As is so often the case, the weather seemed to tell the story of last weekend’s 35th annual Mayfest celebration.
Friday’s rainy weather and some fierce wind gusts caused a slow start for many venders. As the weekend wore on, prospects improved as rain clouds gave way to sunny skies and crowds began to make their way downtown. A quick Saturday evening storm seemed to have been taken in stride.
The particularly severe Friday wind storm caused concern for some vendors, with at least one reporting damages to merchandise.
“Friday had been going pretty good for us until about 5:30-6 o’clock,” recalled Wayne Gray of Discount Custom Framing in Trinity. Gray had 96 pieces of framed artwork on display, featuring artists such as Bob Timberlake and Douglas Cave. His booth was located on Main Street at its junction with Stephens Street.
“A little rain was falling and suddenly we were hit with the biggest gust of wind I’ve seen in my 37 years of doing this,” he said. “It came down the street behind us and it was so quick. The wind caught in the tarp over us and started lifting it up. I had a 295-pound man holding on to one leg of it but when it started lifting him, he let go and it lifted up and rolled across the street.”
Gray said that 30 pieces suffered damage, including broken glass and chipped or cracked frames. He noted that while the legs on the tent covering his display were bent, they were able to be straightened Friday evening to allow him to be ready for business on Saturday morning.
“I’m just thankful that no one was injured,” he said, “and I really appreciate the great response. Everyone was so cooperative and helpful, including the town workers. This could have been disastrous but it was a blessing that no one got hurt.”
Other vendors, including Pat Jensen of King, reported a slow Friday with a strong Saturday recovery. Her Mystic Wolf’s Den booth offered a selection of handmade soaps and all natural lip balms and salves.
“Today has been really great,” Johnson noted on Saturday afternoon. “This is my second year here and I like it a lot.”
Both Mark Mathis of Lil’ Sarah’s Bee Farm in Tobaccoville and local potter Sylvia Lawson of Waterfall Studios acknowledged strong weekend sales.
“We’ve seen some great people,” Mathis noted, “and we’ve done very well. And I we were able to find some Mother’s Day presents.”
Sponsored annually by the Pilot Mountain Civic Club, this year’s program featured a variety of crafts, food and musical choices. According to civic club representative Mark Dodson, vendors and entertainment enjoyed a positive weekend with some vendors reporting record sales.

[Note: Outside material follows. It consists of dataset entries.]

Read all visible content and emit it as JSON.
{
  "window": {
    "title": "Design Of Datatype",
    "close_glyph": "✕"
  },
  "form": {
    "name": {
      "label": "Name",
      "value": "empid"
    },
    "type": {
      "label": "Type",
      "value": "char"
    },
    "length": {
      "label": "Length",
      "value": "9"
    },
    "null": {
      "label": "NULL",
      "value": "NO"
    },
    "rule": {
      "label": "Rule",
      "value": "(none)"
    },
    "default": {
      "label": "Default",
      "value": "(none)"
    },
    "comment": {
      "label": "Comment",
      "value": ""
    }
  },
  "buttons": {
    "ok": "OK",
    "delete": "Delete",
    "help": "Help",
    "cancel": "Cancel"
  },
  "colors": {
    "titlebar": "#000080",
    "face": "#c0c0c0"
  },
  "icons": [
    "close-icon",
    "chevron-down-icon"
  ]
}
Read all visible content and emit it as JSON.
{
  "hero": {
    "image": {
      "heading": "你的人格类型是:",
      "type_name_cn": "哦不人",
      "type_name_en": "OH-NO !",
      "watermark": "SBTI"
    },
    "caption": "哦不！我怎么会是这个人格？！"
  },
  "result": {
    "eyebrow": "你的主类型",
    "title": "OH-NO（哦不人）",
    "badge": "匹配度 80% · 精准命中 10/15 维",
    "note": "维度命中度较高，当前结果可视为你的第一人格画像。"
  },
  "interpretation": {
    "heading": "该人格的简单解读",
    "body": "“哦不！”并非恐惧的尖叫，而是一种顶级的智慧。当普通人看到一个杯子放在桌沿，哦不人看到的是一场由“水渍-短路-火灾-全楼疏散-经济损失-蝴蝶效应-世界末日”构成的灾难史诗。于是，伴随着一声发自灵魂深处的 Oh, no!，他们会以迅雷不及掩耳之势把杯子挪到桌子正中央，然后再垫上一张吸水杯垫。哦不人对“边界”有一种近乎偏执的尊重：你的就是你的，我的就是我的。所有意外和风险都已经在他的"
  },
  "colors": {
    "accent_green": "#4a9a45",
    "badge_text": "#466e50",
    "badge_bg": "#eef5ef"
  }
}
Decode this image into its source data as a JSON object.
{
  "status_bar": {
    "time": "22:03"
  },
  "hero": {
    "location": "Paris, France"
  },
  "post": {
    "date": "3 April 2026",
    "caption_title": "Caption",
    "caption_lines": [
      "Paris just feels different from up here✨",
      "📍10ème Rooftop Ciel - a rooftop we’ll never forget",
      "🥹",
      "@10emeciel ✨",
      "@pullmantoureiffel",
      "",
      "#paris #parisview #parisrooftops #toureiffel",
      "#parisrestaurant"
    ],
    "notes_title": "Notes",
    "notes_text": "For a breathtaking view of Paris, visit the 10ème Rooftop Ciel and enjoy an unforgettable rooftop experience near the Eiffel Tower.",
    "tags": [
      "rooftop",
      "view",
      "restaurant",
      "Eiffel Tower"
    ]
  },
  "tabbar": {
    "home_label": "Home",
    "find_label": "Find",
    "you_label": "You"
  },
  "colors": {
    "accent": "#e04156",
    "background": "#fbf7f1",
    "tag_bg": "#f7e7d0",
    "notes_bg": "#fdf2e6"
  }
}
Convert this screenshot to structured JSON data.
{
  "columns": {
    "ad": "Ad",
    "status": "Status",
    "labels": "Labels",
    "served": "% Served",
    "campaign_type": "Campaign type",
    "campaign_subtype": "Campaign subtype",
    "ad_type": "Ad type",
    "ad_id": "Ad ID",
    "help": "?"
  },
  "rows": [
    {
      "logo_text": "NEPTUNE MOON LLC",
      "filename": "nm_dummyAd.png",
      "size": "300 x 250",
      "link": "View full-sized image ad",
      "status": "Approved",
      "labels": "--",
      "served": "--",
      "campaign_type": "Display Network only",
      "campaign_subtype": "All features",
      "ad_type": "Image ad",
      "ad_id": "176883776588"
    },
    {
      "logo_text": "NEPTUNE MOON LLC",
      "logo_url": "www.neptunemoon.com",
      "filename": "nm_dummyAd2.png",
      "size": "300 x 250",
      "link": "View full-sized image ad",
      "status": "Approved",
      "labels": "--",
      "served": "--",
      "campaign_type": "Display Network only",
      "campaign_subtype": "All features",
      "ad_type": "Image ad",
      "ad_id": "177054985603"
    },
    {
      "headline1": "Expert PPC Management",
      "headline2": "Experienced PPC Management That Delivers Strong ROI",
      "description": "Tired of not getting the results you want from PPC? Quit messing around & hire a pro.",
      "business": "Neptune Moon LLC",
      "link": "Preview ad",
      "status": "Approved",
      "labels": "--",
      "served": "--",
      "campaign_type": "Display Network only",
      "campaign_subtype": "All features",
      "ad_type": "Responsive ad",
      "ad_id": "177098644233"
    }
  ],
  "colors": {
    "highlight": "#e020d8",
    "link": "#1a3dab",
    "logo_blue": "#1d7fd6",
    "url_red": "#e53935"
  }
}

“We had plenty of sunshine,” Dodson noted, “with great crowds coming out to enjoy the good music and the great experience.”
Lisa Moore of Winston-Salem regularly makes the trip to Pilot Mountain with a group of family members, enjoying a festive day before Mothers Day.
“We like it being this weekend,” she noted, “and everybody enjoys it. I like it for the food and it’s great for the children.”
Local residents Lynn and Junior Seivers, attending with their granddaughter, Celest, agreed.
“We look forward to coming every year,” Lynn explained. “We’re glad to see all the crafts coming into town and Celest enjoys the rides. We come and try to take part and contribute. This is good for Pilot Mountain and we love it.”